▶ **EXERCISE**: Search term "count": please copy every line of the records below that contains it.

▶ **MATERIAL SUPPLIED**:
══════

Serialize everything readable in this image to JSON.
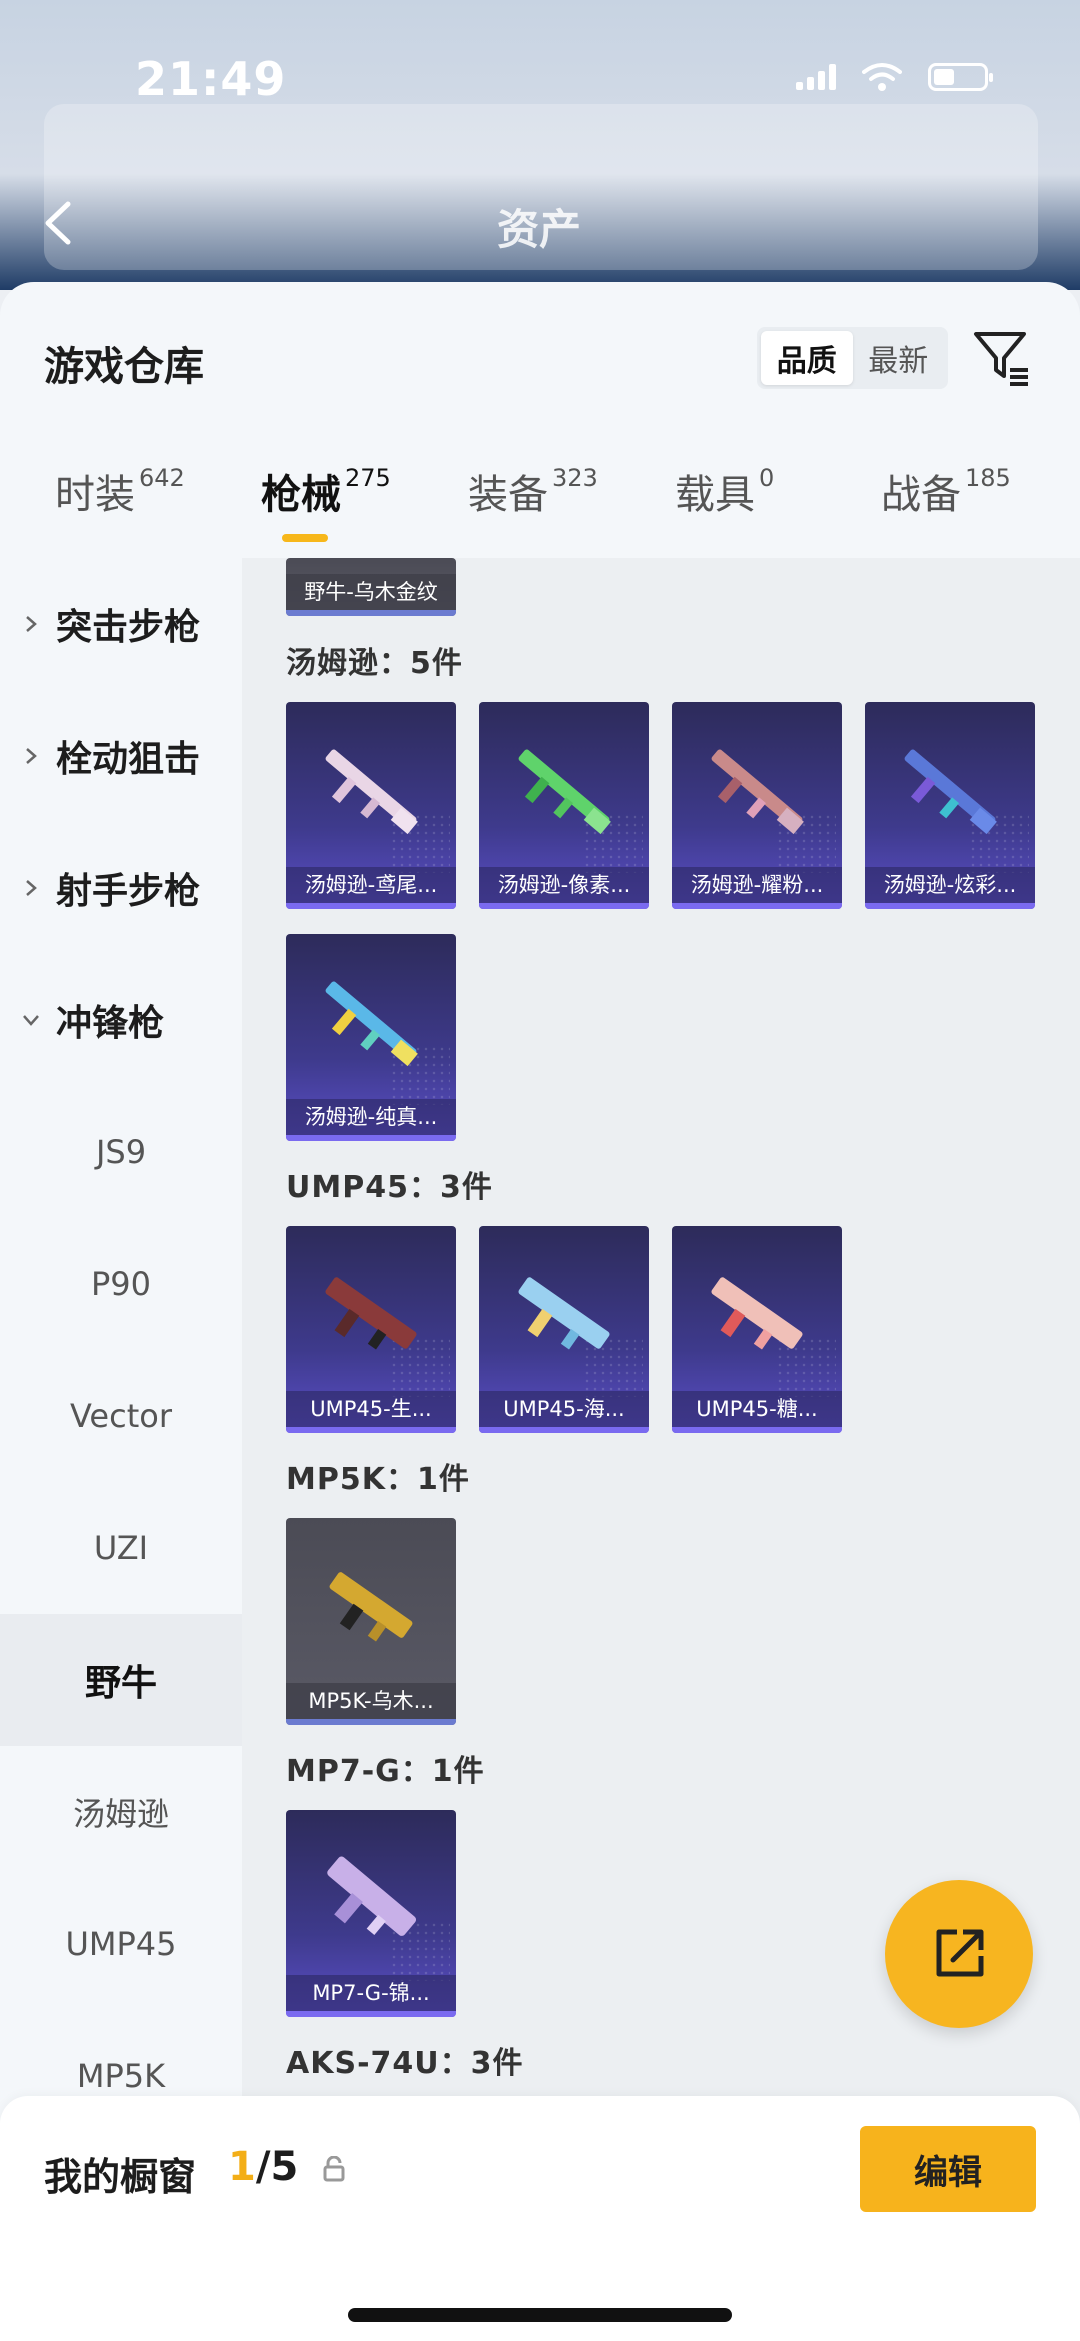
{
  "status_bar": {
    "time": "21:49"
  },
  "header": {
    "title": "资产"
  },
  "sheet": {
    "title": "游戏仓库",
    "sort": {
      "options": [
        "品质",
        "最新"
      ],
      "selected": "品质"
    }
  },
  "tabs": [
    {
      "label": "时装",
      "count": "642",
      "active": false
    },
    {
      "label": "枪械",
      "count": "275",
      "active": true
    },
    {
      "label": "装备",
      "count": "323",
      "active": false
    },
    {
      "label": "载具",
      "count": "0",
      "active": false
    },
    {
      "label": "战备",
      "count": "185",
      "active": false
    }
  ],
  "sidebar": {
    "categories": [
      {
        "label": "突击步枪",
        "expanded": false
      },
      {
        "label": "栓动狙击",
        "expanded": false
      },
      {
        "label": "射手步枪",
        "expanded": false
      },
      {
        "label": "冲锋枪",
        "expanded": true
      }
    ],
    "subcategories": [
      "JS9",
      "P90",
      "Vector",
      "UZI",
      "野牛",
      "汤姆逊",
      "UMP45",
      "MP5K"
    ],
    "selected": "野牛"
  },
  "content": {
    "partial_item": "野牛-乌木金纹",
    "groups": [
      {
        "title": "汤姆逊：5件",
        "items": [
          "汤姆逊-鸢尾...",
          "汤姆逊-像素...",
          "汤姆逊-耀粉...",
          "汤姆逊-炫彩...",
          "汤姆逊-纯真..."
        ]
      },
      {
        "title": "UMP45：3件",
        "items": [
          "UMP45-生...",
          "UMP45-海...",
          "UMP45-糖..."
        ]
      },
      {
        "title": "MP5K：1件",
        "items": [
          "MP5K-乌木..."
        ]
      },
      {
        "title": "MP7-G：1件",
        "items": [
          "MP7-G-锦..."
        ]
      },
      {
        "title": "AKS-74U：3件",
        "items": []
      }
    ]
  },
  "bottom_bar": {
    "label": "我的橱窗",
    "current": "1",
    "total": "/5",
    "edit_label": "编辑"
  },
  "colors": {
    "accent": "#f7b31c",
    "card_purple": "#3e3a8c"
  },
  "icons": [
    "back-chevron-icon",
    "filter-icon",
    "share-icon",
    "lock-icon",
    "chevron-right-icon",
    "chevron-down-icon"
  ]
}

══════

▶ **TASK RESULT**:
      "count": "642",
      "count": "275",
      "count": "323",
      "count": "0",
      "count": "185",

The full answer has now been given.